START Source data
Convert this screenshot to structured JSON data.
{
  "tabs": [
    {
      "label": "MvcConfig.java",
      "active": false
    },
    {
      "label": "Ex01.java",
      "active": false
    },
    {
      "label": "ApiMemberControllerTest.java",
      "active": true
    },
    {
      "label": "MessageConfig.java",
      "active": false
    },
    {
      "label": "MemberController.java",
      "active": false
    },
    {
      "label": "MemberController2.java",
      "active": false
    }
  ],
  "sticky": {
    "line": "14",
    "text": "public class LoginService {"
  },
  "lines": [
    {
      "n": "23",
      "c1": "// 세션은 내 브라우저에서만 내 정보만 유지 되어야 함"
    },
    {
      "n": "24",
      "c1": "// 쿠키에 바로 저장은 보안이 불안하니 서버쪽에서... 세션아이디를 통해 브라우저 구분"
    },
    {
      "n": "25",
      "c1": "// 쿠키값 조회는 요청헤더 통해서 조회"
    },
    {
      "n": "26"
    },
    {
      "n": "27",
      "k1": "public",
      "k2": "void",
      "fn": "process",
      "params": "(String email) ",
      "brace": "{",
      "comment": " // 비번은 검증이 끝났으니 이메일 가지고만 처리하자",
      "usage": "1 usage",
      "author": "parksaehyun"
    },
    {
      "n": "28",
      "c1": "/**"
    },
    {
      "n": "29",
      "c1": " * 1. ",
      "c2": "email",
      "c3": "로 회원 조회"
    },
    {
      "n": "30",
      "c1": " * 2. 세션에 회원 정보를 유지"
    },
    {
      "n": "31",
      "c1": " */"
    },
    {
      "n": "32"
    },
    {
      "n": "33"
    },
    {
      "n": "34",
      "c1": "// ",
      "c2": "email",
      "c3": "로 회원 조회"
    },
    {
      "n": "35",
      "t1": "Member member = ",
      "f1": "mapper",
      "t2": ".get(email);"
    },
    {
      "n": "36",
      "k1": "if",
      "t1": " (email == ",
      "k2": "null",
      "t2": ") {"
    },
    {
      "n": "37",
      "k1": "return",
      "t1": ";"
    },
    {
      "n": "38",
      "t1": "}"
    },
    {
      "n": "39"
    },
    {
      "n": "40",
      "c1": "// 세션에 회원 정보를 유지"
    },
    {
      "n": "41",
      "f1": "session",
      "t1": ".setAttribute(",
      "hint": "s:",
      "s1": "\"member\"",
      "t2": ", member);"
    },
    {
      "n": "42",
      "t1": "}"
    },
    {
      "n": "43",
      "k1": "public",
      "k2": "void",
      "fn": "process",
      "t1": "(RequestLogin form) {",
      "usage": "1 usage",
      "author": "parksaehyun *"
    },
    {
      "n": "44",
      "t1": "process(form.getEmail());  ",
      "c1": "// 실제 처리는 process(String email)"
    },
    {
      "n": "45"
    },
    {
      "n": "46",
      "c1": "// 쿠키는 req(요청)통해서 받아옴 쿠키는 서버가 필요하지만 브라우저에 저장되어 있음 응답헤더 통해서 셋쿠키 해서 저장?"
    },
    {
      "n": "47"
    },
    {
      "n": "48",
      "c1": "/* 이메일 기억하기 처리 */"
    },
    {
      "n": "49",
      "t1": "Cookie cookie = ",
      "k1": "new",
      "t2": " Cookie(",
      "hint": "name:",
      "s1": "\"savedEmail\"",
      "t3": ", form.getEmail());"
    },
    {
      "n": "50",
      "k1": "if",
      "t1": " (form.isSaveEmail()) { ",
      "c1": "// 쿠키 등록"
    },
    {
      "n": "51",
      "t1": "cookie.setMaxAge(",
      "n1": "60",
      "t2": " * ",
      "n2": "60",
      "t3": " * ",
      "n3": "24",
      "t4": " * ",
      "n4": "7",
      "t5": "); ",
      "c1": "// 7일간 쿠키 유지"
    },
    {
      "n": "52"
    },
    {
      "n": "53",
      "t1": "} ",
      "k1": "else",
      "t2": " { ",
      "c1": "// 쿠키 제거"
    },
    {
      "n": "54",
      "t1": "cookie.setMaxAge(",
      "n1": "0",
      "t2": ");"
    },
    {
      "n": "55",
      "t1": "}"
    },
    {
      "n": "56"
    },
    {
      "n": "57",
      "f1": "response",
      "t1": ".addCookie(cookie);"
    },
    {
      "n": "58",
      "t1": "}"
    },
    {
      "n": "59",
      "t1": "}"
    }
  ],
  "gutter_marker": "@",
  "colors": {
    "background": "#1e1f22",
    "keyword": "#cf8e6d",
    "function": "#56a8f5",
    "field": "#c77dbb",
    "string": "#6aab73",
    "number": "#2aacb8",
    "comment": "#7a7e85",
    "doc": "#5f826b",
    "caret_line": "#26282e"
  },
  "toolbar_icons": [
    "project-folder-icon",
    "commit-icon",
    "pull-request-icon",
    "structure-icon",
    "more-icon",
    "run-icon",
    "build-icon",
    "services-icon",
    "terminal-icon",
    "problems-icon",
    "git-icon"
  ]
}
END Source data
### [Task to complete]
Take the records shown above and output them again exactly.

### [Answer to the exercise]
Convert this screenshot to structured JSON data.
{
  "tabs": [
    {
      "label": "MvcConfig.java",
      "active": false
    },
    {
      "label": "Ex01.java",
      "active": false
    },
    {
      "label": "ApiMemberControllerTest.java",
      "active": true
    },
    {
      "label": "MessageConfig.java",
      "active": false
    },
    {
      "label": "MemberController.java",
      "active": false
    },
    {
      "label": "MemberController2.java",
      "active": false
    }
  ],
  "sticky": {
    "line": "14",
    "text": "public class LoginService {"
  },
  "lines": [
    {
      "n": "23",
      "c1": "// 세션은 내 브라우저에서만 내 정보만 유지 되어야 함"
    },
    {
      "n": "24",
      "c1": "// 쿠키에 바로 저장은 보안이 불안하니 서버쪽에서... 세션아이디를 통해 브라우저 구분"
    },
    {
      "n": "25",
      "c1": "// 쿠키값 조회는 요청헤더 통해서 조회"
    },
    {
      "n": "26"
    },
    {
      "n": "27",
      "k1": "public",
      "k2": "void",
      "fn": "process",
      "params": "(String email) ",
      "brace": "{",
      "comment": " // 비번은 검증이 끝났으니 이메일 가지고만 처리하자",
      "usage": "1 usage",
      "author": "parksaehyun"
    },
    {
      "n": "28",
      "c1": "/**"
    },
    {
      "n": "29",
      "c1": " * 1. ",
      "c2": "email",
      "c3": "로 회원 조회"
    },
    {
      "n": "30",
      "c1": " * 2. 세션에 회원 정보를 유지"
    },
    {
      "n": "31",
      "c1": " */"
    },
    {
      "n": "32"
    },
    {
      "n": "33"
    },
    {
      "n": "34",
      "c1": "// ",
      "c2": "email",
      "c3": "로 회원 조회"
    },
    {
      "n": "35",
      "t1": "Member member = ",
      "f1": "mapper",
      "t2": ".get(email);"
    },
    {
      "n": "36",
      "k1": "if",
      "t1": " (email == ",
      "k2": "null",
      "t2": ") {"
    },
    {
      "n": "37",
      "k1": "return",
      "t1": ";"
    },
    {
      "n": "38",
      "t1": "}"
    },
    {
      "n": "39"
    },
    {
      "n": "40",
      "c1": "// 세션에 회원 정보를 유지"
    },
    {
      "n": "41",
      "f1": "session",
      "t1": ".setAttribute(",
      "hint": "s:",
      "s1": "\"member\"",
      "t2": ", member);"
    },
    {
      "n": "42",
      "t1": "}"
    },
    {
      "n": "43",
      "k1": "public",
      "k2": "void",
      "fn": "process",
      "t1": "(RequestLogin form) {",
      "usage": "1 usage",
      "author": "parksaehyun *"
    },
    {
      "n": "44",
      "t1": "process(form.getEmail());  ",
      "c1": "// 실제 처리는 process(String email)"
    },
    {
      "n": "45"
    },
    {
      "n": "46",
      "c1": "// 쿠키는 req(요청)통해서 받아옴 쿠키는 서버가 필요하지만 브라우저에 저장되어 있음 응답헤더 통해서 셋쿠키 해서 저장?"
    },
    {
      "n": "47"
    },
    {
      "n": "48",
      "c1": "/* 이메일 기억하기 처리 */"
    },
    {
      "n": "49",
      "t1": "Cookie cookie = ",
      "k1": "new",
      "t2": " Cookie(",
      "hint": "name:",
      "s1": "\"savedEmail\"",
      "t3": ", form.getEmail());"
    },
    {
      "n": "50",
      "k1": "if",
      "t1": " (form.isSaveEmail()) { ",
      "c1": "// 쿠키 등록"
    },
    {
      "n": "51",
      "t1": "cookie.setMaxAge(",
      "n1": "60",
      "t2": " * ",
      "n2": "60",
      "t3": " * ",
      "n3": "24",
      "t4": " * ",
      "n4": "7",
      "t5": "); ",
      "c1": "// 7일간 쿠키 유지"
    },
    {
      "n": "52"
    },
    {
      "n": "53",
      "t1": "} ",
      "k1": "else",
      "t2": " { ",
      "c1": "// 쿠키 제거"
    },
    {
      "n": "54",
      "t1": "cookie.setMaxAge(",
      "n1": "0",
      "t2": ");"
    },
    {
      "n": "55",
      "t1": "}"
    },
    {
      "n": "56"
    },
    {
      "n": "57",
      "f1": "response",
      "t1": ".addCookie(cookie);"
    },
    {
      "n": "58",
      "t1": "}"
    },
    {
      "n": "59",
      "t1": "}"
    }
  ],
  "gutter_marker": "@",
  "colors": {
    "background": "#1e1f22",
    "keyword": "#cf8e6d",
    "function": "#56a8f5",
    "field": "#c77dbb",
    "string": "#6aab73",
    "number": "#2aacb8",
    "comment": "#7a7e85",
    "doc": "#5f826b",
    "caret_line": "#26282e"
  },
  "toolbar_icons": [
    "project-folder-icon",
    "commit-icon",
    "pull-request-icon",
    "structure-icon",
    "more-icon",
    "run-icon",
    "build-icon",
    "services-icon",
    "terminal-icon",
    "problems-icon",
    "git-icon"
  ]
}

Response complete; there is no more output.